The validity of EU trademark registrations in the UK after Brexit remains uncertain as negotiations continue.  Trademark owners understandably are fearful that their EU trademarks will no longer be recognized in the UK when the UK officially withdraws from the EU. While policy-makers continue to deliberate, however, the UK government is preparing for a “no deal” scenario. To help provide some guidance on the impact of  a “no deal” situation to EU trademark holders, the UK government recently issued updated official guidance entitled “Trade marks and designs if there’s no Brexit deal,” which provides some assurances to trademark holders that their trademark assets will remain protected.  

For background, a business, organization or individual that owns an EU trademark registration (EUTM) or registered Community Design currently has that right protected across all EU member states including the UK. If the UK withdraws from the EU, the question remains: will an EU trademark or design registration remain valid in the UK, or should a rights holder consider making new UK trademark filings, and, if so, when?

In relevant part, the latest UK governmental guidance provides that owners of an existing EU trademark or design registration will have a new UK “equivalent right” granted that will come into force at the point of the UK’s exit from the EU. The UK is promising to provide the “equivalent right” with “minimal administrative burden,” and the resulting UK-specific rights will then be treated as if they had been applied-for and registered under UK law.  This means that the new UK equivalent right (i) will be subject to renewal in the UK; (ii) can form the basis for proceedings before the UK Courts and the Intellectual Property Office’s Tribunal; and (iii) can be assigned and licensed independently from the EU right. Under this guidance, registered right holders will be notified that the new UK equivalent right has been granted, but can opt out if they do not wish to retain the new UK equivalent right.

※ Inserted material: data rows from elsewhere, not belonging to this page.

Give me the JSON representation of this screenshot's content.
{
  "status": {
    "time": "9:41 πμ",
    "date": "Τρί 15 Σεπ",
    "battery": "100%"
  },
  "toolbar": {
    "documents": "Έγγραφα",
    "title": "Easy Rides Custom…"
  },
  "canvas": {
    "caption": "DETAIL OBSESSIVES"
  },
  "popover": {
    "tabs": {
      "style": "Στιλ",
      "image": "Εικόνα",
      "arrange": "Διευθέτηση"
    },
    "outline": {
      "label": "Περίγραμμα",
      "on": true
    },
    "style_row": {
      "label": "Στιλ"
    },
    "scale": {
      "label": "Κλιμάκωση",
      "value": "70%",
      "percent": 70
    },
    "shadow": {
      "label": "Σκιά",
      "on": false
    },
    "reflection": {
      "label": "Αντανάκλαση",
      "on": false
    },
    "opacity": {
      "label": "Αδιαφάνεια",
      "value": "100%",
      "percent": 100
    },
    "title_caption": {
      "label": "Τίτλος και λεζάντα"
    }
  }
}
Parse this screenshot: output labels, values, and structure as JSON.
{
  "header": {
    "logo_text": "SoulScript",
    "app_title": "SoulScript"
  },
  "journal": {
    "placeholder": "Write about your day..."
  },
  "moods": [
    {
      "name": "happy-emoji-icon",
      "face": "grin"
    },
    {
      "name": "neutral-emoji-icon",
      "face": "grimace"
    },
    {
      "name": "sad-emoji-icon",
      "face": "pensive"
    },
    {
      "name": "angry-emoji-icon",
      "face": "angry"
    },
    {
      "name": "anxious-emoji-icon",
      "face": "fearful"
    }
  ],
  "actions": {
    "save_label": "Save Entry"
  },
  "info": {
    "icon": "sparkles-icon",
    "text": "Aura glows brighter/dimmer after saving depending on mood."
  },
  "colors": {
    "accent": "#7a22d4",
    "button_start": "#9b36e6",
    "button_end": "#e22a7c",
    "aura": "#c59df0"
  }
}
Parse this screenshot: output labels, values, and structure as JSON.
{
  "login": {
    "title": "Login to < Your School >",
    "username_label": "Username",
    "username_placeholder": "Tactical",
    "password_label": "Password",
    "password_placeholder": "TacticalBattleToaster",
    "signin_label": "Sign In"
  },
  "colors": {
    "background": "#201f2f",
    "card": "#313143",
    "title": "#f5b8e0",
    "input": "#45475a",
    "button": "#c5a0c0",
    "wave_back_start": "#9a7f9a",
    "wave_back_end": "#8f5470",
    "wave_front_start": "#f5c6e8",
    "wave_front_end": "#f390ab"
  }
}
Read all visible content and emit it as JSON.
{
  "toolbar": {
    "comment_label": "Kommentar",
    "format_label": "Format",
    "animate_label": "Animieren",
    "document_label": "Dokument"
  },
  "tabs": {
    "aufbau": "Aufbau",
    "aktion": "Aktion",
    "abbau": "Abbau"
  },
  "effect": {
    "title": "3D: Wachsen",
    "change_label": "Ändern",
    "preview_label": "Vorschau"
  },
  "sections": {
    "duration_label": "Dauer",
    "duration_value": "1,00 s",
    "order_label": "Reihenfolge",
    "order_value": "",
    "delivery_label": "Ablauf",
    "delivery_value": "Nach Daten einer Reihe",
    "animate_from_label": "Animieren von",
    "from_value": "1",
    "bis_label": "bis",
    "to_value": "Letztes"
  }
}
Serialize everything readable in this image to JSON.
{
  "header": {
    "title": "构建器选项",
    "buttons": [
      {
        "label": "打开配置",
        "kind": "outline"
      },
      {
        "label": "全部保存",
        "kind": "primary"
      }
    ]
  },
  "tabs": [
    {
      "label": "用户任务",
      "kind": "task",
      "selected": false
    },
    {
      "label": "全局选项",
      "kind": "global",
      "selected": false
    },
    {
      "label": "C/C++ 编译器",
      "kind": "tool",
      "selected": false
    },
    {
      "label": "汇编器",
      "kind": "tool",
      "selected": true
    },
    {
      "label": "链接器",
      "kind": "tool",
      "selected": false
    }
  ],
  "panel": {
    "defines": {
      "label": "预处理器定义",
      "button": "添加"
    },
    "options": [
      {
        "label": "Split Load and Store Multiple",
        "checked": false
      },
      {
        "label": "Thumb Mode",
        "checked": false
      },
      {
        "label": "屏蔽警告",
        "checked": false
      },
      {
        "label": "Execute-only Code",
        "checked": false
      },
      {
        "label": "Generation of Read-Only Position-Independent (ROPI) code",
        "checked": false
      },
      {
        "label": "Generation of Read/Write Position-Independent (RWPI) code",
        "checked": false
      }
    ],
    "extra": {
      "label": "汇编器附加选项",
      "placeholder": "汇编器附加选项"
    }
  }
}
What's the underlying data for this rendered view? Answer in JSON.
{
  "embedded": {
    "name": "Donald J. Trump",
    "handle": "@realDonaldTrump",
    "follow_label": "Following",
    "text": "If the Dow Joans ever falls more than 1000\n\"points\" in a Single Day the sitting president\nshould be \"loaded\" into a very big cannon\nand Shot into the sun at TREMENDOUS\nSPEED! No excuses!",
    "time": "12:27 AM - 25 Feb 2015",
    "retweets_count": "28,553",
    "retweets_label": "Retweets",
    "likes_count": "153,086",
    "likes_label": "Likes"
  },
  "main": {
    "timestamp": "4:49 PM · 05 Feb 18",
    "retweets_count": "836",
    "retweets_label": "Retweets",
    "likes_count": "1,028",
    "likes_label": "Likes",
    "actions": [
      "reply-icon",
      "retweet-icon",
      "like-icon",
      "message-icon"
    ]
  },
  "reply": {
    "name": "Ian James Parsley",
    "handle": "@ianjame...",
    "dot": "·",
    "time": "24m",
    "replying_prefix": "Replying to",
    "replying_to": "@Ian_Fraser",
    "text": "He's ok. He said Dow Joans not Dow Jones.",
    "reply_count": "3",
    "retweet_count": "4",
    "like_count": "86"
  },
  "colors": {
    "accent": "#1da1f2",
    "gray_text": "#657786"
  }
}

With respect to pending EU trademark and design applications, the guidance provides that after exit, the applicant of the pending EU application will have a period of nine months from the date of exit to refile with the UK Intellectual Property Office under the same terms (i.e. retaining the date of the EU application for priority purposes) for a UK equivalent right, using the normal application process in the UK. Applicants with pending applications for an EU trademark or a design will not be notified, and after exit will need to consider whether they should refile with the UK Intellectual Property Office to obtain protection in the UK.

Trademark owners should note that the guidance is merely just that, and is not yet law. The specific details of any transfer from current EU trademarks into the new UK “equivalent right” are still not official. While it is difficult to envision a situation where no equivalent right will be available even if there is a “hard exit,” EU trademark owners concerned about the protection and enforceability of their trademark rights in the UK should continue to watch the Brexit negotiations very closely.  We at NGE continue to closely monitor the situation.

If you have any questions concerning this or any other issue concerning your business’s trademark portfolio, do not hesitate to contact Lee Eulgen, Andrea Fuelleman, or another member of Neal Gerber Eisenberg’s Intellectual Property group.